The second half, Dren has outgrown her hidden room at the clinic facility, and is moved to Elsa’s childhood farm. Here, the cinematographer switches to grays and muted tones, conveying a Gothic mood.
Dren is rendered extremely well. This movie would have been relegated to complete junk if the effects looked bad, but fortunately, Dren is seamlessly brought to life. Natali opted to use French actress Delphine Chanéac for the adult Dren and she is marvelous. Without uttering one word of dialogue, she conveys every emotion that Dren experiences, using her body, eyes and facial expressions. Dren communicates to Clive and Elsa by using a series of clicks and chirping noises. Chanéac actually came up with Dren’s “language” on her own.
For the younger version of Dren, Natali wisely chose to use a real actress enhanced with CGI. The movie works because you are able to connect to and feel for Dren, something that would have been lost had a green screen been employed for all Dren’s scenes.
Sarah Polley and Adrien Brody are perfectly cast, and elevate the movie far above your typical genre fare. They lend a real credibility to the whole movie. What a treat to have them here in a genre film.
I can’t wait to see what Natali has up his sleeve next. Splice is funny, frightening, and shocking all at once.
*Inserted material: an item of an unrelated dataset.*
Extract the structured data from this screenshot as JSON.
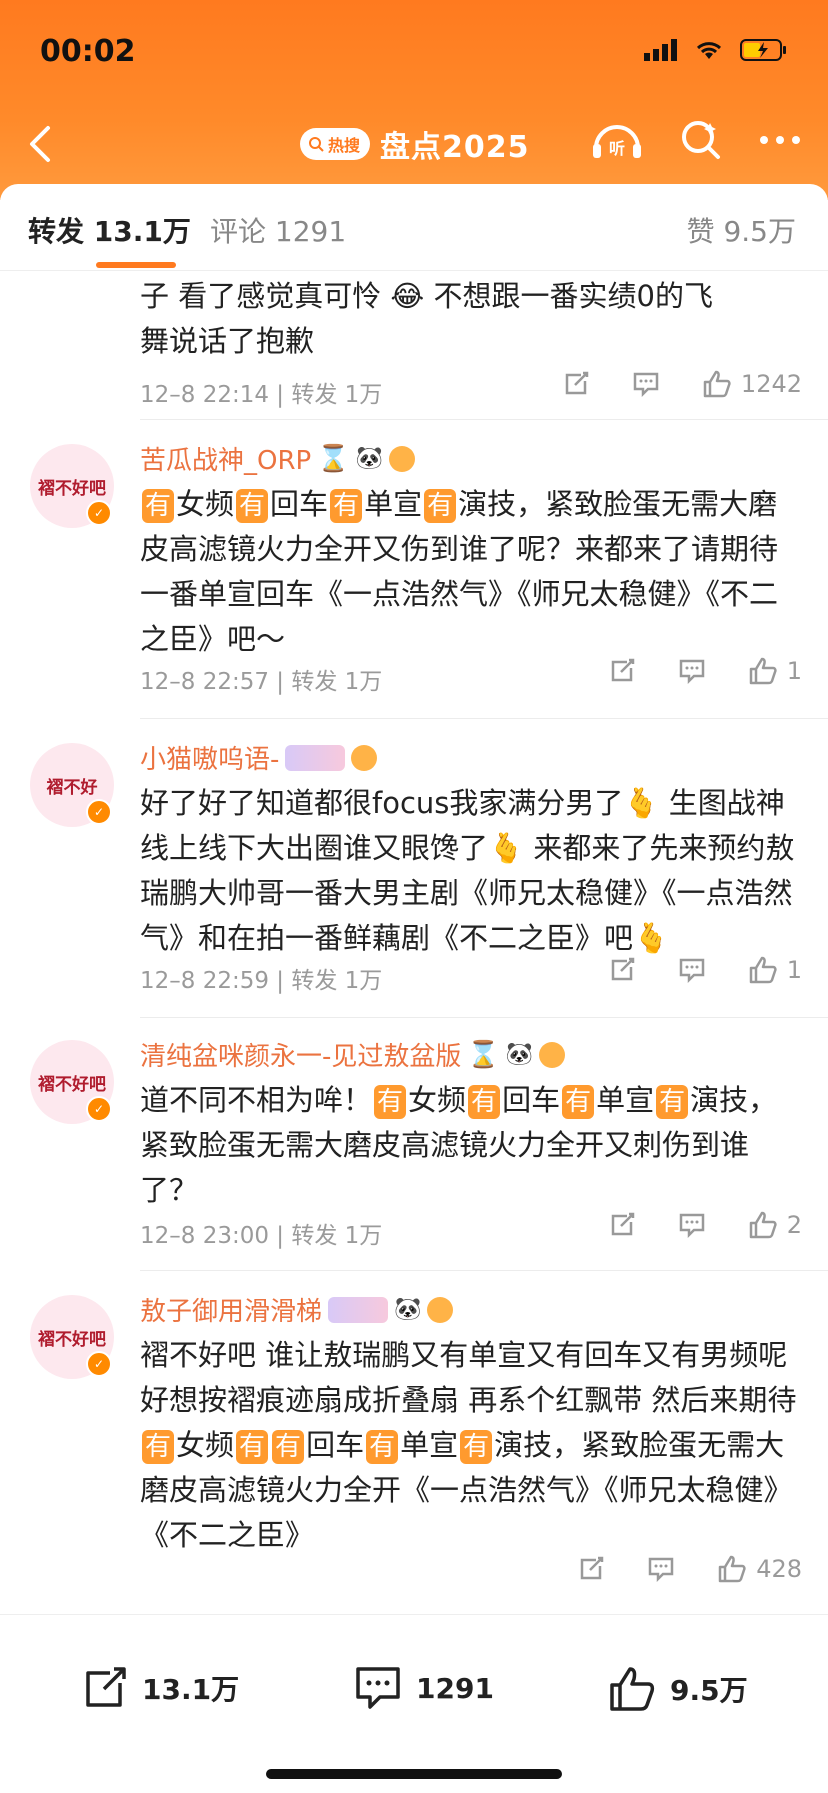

It’s a disturbing commentary on where science is heading, and it is not easily shaken off once you leave the theater.
For more on Splice, check out my interview with director Vincenzo Natali, published in its entirety on the The Flickcast.